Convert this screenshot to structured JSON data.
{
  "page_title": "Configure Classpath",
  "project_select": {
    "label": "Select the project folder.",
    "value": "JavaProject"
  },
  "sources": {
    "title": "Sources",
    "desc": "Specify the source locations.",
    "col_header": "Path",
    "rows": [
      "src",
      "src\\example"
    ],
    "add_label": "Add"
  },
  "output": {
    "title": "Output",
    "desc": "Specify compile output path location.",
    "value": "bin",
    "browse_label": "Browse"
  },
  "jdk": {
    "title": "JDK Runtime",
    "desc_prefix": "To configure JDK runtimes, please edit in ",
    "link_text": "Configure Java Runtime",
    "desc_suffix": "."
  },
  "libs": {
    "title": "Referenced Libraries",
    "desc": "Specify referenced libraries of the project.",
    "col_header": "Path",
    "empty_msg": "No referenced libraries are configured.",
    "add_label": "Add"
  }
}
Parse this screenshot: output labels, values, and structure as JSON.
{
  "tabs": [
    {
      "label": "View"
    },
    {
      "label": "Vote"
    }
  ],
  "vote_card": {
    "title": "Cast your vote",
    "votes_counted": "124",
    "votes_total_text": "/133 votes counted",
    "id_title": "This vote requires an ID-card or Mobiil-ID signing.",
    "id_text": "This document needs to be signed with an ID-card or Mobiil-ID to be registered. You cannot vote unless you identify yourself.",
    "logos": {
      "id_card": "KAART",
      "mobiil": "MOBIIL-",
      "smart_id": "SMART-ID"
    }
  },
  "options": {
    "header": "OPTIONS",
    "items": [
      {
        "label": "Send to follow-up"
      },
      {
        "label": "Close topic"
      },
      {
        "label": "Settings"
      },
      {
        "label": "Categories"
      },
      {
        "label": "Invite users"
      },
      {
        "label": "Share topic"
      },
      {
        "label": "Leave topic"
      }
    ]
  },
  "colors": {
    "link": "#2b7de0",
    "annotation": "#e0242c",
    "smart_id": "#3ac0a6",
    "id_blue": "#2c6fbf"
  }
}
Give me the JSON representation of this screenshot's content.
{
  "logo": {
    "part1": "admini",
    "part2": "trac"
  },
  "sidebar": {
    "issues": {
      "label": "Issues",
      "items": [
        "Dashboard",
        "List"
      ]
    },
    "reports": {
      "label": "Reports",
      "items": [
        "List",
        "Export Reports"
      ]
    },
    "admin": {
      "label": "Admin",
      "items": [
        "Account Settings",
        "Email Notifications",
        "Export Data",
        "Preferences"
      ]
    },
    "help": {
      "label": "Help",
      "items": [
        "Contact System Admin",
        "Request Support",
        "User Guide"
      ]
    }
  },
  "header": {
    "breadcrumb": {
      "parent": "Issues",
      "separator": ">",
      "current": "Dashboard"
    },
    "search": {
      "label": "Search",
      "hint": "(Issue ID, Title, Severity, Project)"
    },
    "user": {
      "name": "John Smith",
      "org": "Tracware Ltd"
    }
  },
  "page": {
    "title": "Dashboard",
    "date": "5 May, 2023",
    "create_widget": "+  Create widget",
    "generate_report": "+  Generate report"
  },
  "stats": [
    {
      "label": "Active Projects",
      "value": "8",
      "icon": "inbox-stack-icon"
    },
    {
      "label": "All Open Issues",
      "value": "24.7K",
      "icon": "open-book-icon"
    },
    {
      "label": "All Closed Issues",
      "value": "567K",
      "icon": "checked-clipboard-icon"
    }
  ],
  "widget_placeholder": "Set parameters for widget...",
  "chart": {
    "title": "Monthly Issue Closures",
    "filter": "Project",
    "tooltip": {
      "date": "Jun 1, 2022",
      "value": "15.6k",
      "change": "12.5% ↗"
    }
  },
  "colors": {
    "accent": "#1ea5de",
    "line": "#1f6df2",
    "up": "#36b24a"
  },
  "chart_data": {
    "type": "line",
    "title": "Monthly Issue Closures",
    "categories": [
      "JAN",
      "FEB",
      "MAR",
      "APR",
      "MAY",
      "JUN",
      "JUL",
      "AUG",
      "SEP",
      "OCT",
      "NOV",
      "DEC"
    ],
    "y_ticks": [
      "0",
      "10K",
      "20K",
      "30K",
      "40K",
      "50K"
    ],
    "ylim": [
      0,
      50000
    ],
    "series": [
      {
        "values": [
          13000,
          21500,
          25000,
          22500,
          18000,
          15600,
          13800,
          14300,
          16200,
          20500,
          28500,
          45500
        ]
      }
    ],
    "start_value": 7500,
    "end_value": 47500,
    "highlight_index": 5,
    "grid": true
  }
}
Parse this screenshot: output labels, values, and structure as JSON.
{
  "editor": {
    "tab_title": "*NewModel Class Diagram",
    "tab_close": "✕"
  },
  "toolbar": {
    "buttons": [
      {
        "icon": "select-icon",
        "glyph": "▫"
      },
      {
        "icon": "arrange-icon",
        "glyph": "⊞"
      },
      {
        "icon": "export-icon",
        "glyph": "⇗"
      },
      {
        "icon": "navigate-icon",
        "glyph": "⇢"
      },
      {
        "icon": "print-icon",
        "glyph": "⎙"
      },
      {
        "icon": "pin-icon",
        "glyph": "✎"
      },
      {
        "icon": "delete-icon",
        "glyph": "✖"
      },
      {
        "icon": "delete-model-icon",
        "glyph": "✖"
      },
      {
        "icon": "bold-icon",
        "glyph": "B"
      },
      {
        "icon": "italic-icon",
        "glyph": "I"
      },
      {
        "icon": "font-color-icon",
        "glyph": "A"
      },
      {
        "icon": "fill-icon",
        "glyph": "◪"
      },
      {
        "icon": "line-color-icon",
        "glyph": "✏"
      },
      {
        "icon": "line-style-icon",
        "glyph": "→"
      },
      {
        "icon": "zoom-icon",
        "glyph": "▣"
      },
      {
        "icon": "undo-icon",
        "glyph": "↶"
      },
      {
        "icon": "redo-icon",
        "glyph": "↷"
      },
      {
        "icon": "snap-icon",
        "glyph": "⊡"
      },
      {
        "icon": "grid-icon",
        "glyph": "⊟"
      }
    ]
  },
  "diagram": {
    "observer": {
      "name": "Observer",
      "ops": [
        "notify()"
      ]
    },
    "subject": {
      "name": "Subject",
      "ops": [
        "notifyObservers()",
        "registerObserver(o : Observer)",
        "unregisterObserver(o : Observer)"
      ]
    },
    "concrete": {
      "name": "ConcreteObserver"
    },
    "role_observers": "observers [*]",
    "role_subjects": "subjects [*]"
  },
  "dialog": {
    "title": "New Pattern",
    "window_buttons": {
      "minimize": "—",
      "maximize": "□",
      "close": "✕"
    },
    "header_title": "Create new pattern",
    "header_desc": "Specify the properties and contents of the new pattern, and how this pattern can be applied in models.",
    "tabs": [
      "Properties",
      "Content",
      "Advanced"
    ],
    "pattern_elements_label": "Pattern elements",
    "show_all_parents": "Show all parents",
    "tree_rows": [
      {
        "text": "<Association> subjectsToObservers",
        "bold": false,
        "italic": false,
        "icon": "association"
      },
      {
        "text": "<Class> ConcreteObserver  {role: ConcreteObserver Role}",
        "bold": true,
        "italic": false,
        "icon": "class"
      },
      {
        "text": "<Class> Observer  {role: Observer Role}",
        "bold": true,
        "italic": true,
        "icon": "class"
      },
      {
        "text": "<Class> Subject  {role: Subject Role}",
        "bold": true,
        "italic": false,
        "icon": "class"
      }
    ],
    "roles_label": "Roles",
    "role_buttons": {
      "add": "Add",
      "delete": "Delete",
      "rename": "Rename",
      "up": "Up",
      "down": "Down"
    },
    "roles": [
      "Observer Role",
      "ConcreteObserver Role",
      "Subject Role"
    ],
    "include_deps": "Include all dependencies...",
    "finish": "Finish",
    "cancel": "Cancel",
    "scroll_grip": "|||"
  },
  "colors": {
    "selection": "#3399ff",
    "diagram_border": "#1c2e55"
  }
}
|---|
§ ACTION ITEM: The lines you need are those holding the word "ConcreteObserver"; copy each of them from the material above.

§ REPLY:
      "name": "ConcreteObserver"
        "text": "<Class> ConcreteObserver  {role: ConcreteObserver Role}",
      "ConcreteObserver Role",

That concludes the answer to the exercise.